▶ [Work to complete]: Scan the data below and state the number of lines that include the word "heading", adding no comment.

--- Record excerpts Enclosed Below ---

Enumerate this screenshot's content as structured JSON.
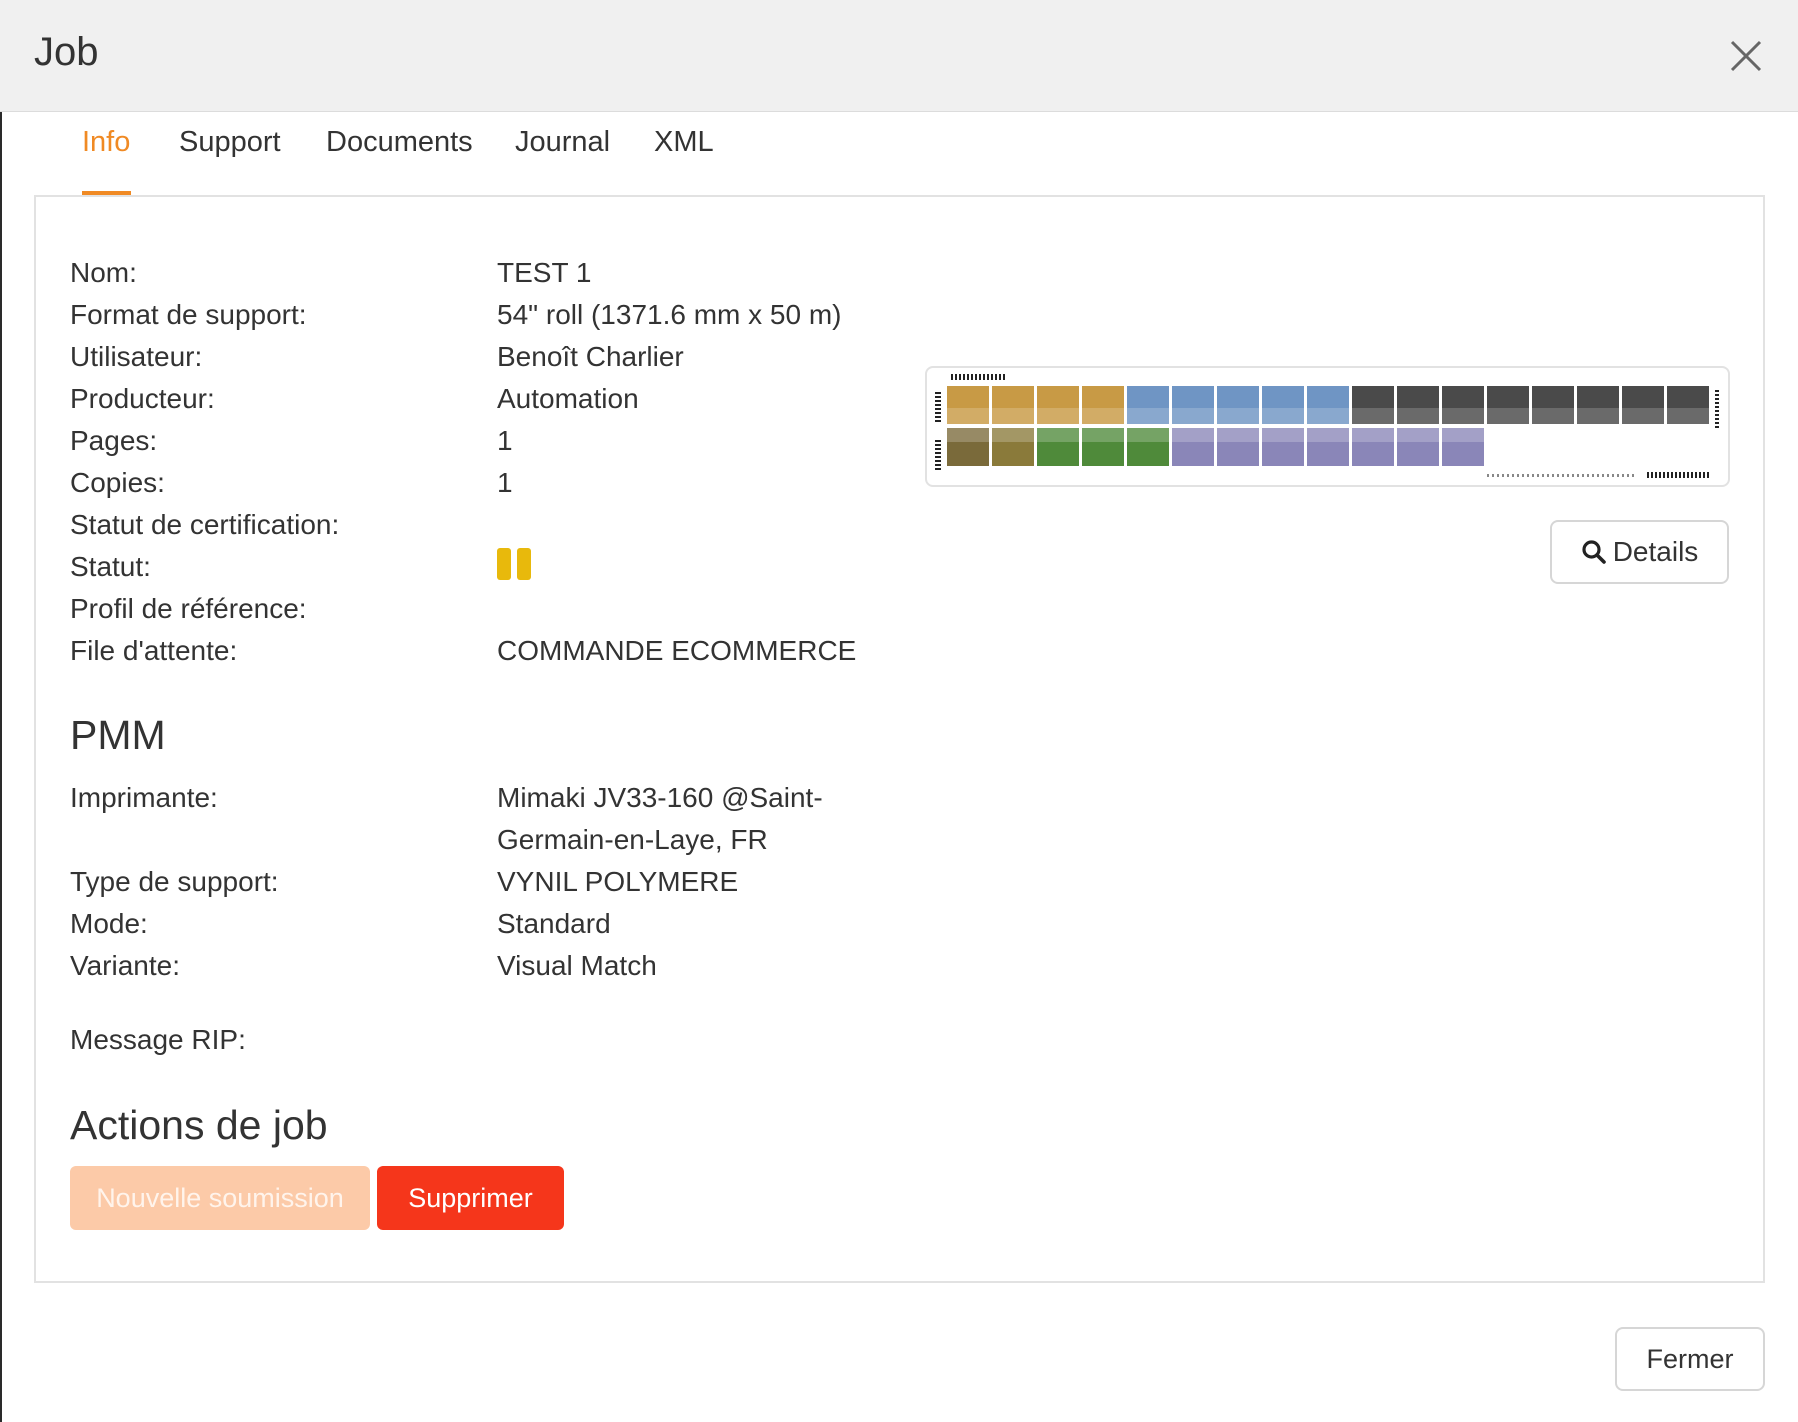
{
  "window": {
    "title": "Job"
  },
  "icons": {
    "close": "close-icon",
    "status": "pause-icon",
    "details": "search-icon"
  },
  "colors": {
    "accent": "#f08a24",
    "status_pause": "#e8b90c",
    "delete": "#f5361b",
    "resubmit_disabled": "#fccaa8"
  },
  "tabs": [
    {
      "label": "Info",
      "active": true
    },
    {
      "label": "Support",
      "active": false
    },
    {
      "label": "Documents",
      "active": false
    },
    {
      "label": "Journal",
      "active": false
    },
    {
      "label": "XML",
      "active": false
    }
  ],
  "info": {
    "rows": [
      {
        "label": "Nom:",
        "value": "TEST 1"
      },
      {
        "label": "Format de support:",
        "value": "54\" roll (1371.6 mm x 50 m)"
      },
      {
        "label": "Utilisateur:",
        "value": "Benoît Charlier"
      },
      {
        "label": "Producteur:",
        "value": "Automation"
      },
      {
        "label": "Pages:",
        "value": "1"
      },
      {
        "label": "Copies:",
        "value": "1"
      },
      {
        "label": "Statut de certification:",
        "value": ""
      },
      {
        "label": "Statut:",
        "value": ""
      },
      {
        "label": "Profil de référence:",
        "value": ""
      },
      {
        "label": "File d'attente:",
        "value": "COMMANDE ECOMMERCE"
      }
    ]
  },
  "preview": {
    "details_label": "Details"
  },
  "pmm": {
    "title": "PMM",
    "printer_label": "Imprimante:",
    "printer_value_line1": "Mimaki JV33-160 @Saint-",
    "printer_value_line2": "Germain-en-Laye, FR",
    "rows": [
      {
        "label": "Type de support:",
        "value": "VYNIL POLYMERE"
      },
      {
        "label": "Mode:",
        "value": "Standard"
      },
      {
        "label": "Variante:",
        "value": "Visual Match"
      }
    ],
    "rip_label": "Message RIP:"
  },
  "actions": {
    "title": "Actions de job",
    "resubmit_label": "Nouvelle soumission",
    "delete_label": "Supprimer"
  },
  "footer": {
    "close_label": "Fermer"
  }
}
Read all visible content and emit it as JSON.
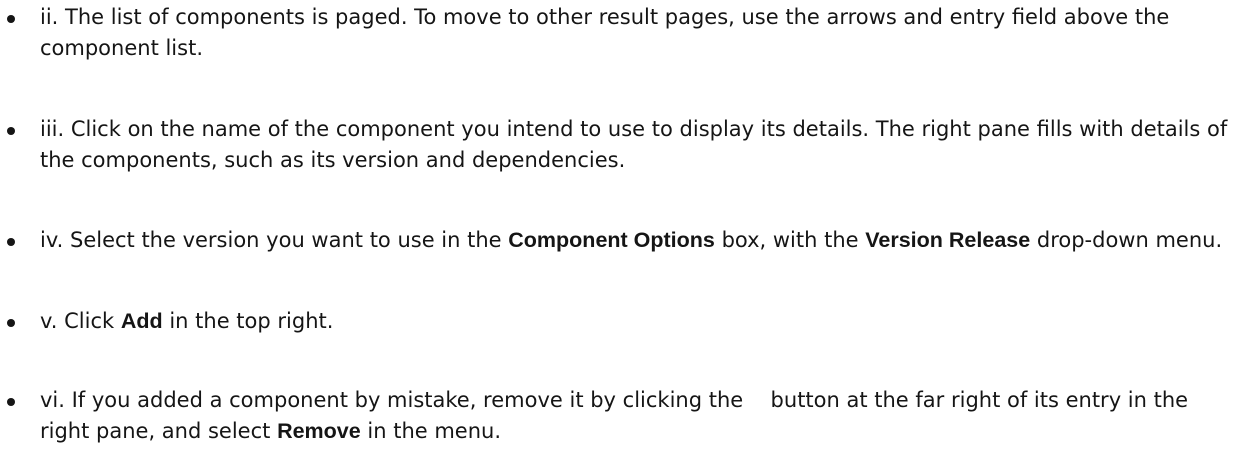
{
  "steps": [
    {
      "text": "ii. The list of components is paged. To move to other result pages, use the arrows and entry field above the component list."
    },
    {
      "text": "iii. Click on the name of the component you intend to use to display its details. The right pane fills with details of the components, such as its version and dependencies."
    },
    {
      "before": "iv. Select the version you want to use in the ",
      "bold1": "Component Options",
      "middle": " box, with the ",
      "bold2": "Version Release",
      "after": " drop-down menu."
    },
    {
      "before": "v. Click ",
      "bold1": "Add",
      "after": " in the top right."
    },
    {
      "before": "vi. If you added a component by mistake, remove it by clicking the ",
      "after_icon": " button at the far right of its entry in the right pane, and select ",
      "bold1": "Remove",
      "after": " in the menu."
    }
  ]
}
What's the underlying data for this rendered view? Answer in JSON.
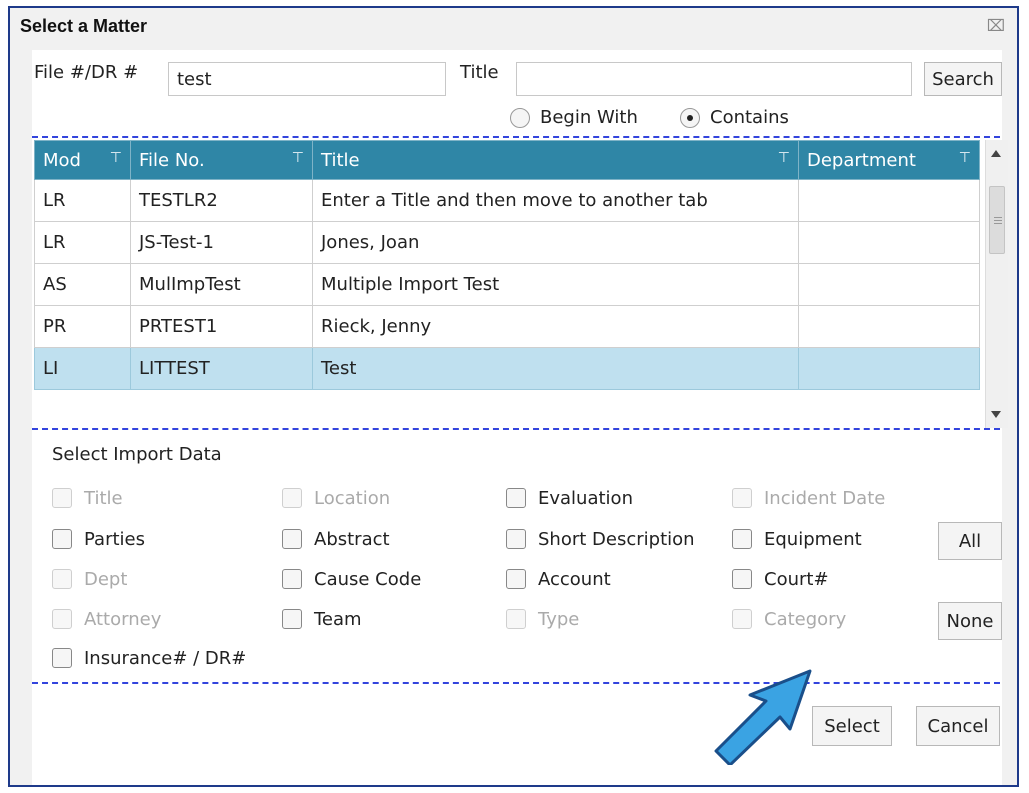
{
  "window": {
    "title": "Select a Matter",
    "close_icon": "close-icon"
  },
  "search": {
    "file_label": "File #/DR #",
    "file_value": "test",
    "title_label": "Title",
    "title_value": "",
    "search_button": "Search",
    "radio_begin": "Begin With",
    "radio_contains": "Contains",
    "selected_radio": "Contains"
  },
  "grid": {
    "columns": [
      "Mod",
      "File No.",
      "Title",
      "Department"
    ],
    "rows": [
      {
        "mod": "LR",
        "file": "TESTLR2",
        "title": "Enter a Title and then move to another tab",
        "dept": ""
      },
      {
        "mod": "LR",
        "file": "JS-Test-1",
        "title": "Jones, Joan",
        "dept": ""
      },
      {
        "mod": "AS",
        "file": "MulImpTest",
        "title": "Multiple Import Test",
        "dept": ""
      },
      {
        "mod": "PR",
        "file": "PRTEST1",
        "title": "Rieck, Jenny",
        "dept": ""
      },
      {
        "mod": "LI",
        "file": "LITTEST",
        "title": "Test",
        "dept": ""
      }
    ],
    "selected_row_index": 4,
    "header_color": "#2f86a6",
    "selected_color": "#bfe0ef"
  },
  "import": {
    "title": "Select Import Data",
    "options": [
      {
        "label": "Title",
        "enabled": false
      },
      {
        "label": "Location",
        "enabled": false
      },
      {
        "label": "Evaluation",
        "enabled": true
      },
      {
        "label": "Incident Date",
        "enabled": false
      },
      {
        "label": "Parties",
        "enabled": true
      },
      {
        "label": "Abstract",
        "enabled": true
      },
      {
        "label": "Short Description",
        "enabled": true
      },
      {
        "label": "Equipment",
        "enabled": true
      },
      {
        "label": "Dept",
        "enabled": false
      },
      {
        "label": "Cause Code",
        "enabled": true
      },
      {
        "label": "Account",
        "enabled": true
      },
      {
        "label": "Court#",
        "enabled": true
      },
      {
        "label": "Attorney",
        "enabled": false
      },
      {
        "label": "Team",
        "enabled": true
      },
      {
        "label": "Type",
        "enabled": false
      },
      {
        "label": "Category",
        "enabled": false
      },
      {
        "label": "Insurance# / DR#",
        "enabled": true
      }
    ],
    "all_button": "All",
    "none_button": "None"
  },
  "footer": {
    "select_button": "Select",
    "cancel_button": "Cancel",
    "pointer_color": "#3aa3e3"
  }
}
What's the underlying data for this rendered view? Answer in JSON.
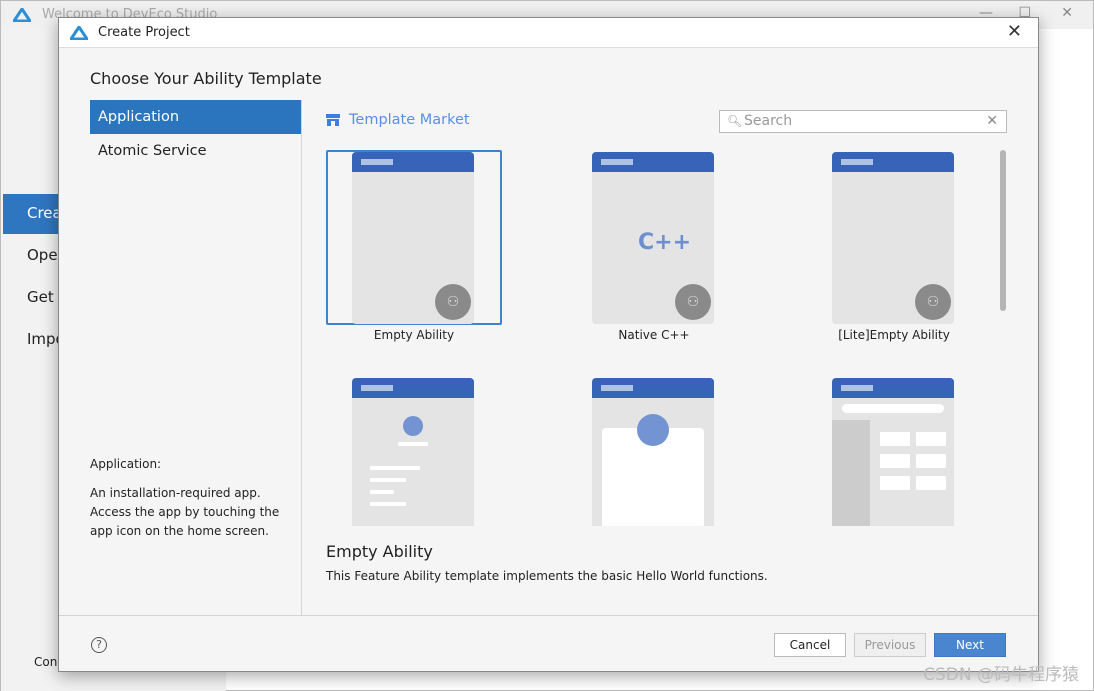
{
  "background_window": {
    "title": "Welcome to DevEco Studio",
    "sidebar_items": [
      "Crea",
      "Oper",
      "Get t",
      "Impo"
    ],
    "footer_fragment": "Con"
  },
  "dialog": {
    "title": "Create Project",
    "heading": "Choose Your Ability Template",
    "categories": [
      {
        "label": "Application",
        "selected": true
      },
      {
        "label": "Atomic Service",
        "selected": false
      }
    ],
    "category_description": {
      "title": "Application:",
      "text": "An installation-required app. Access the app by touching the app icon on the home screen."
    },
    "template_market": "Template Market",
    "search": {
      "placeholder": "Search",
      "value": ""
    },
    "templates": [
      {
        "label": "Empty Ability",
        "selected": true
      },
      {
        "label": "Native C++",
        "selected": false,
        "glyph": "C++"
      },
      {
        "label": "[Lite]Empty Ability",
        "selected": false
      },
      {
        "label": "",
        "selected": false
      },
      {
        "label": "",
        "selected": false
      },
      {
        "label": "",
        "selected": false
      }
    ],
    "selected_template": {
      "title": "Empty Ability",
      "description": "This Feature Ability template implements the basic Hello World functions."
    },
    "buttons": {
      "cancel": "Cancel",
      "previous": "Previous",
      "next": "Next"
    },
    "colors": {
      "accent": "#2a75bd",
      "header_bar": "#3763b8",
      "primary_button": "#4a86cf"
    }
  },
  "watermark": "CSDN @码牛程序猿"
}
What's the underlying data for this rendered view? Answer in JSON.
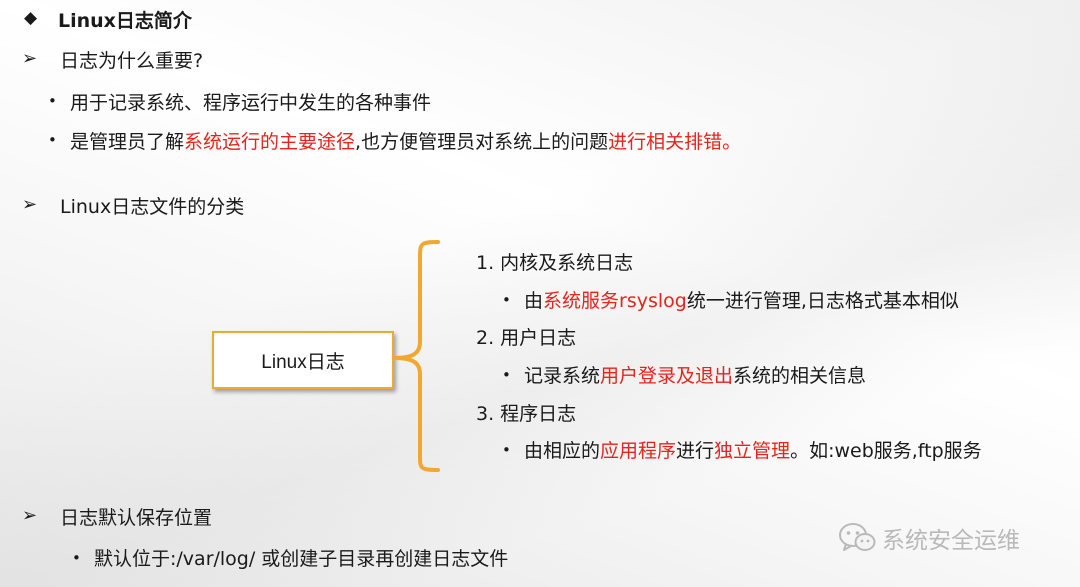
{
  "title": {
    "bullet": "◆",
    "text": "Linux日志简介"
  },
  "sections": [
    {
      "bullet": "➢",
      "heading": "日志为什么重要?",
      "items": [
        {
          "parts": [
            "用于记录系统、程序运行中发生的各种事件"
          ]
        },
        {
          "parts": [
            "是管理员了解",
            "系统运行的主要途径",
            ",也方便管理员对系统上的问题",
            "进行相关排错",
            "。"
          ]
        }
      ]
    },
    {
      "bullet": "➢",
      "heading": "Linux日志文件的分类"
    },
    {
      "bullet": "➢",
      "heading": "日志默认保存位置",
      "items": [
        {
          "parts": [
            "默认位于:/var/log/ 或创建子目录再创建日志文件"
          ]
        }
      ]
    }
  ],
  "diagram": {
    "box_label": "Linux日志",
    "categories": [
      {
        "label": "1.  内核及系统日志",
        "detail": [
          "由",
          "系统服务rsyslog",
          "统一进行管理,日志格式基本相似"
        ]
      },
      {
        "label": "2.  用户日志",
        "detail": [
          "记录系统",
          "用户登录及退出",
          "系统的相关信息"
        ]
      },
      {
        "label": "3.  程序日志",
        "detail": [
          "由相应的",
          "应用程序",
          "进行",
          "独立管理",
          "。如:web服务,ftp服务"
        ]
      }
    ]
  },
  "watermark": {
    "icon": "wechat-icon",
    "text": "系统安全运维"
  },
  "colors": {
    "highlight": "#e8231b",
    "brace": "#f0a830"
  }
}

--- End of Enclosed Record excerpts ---

▶ [The completed task]: 4